- **Problem**
From the first line to the last, repeat the data below exactly.

- **Given data**

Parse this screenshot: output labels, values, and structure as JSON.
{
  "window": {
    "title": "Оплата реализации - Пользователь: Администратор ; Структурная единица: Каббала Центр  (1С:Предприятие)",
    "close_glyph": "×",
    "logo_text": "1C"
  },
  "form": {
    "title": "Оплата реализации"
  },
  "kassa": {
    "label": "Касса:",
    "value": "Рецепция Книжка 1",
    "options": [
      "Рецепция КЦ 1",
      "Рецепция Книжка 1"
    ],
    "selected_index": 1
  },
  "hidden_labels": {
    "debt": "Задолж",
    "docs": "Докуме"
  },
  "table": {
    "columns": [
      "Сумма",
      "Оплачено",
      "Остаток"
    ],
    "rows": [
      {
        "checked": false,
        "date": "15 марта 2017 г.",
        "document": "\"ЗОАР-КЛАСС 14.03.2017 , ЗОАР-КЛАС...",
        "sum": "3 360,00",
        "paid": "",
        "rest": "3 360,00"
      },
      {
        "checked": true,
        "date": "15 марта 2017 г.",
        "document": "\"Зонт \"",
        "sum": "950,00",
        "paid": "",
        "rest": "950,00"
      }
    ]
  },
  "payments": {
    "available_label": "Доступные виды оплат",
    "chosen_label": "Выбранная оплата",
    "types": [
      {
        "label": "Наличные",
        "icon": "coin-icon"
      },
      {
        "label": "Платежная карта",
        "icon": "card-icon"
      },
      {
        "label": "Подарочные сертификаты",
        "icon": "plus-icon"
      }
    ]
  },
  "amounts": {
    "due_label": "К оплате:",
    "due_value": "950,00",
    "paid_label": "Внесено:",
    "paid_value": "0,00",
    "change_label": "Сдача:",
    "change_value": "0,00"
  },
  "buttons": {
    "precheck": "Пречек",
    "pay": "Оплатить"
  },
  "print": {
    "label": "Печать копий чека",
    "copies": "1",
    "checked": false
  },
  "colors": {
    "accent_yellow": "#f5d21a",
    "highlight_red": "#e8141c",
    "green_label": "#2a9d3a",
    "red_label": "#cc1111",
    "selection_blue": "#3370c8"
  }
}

- **Result of this exercise**
Parse this screenshot: output labels, values, and structure as JSON.
{
  "window": {
    "title": "Оплата реализации - Пользователь: Администратор ; Структурная единица: Каббала Центр  (1С:Предприятие)",
    "close_glyph": "×",
    "logo_text": "1C"
  },
  "form": {
    "title": "Оплата реализации"
  },
  "kassa": {
    "label": "Касса:",
    "value": "Рецепция Книжка 1",
    "options": [
      "Рецепция КЦ 1",
      "Рецепция Книжка 1"
    ],
    "selected_index": 1
  },
  "hidden_labels": {
    "debt": "Задолж",
    "docs": "Докуме"
  },
  "table": {
    "columns": [
      "Сумма",
      "Оплачено",
      "Остаток"
    ],
    "rows": [
      {
        "checked": false,
        "date": "15 марта 2017 г.",
        "document": "\"ЗОАР-КЛАСС 14.03.2017 , ЗОАР-КЛАС...",
        "sum": "3 360,00",
        "paid": "",
        "rest": "3 360,00"
      },
      {
        "checked": true,
        "date": "15 марта 2017 г.",
        "document": "\"Зонт \"",
        "sum": "950,00",
        "paid": "",
        "rest": "950,00"
      }
    ]
  },
  "payments": {
    "available_label": "Доступные виды оплат",
    "chosen_label": "Выбранная оплата",
    "types": [
      {
        "label": "Наличные",
        "icon": "coin-icon"
      },
      {
        "label": "Платежная карта",
        "icon": "card-icon"
      },
      {
        "label": "Подарочные сертификаты",
        "icon": "plus-icon"
      }
    ]
  },
  "amounts": {
    "due_label": "К оплате:",
    "due_value": "950,00",
    "paid_label": "Внесено:",
    "paid_value": "0,00",
    "change_label": "Сдача:",
    "change_value": "0,00"
  },
  "buttons": {
    "precheck": "Пречек",
    "pay": "Оплатить"
  },
  "print": {
    "label": "Печать копий чека",
    "copies": "1",
    "checked": false
  },
  "colors": {
    "accent_yellow": "#f5d21a",
    "highlight_red": "#e8141c",
    "green_label": "#2a9d3a",
    "red_label": "#cc1111",
    "selection_blue": "#3370c8"
  }
}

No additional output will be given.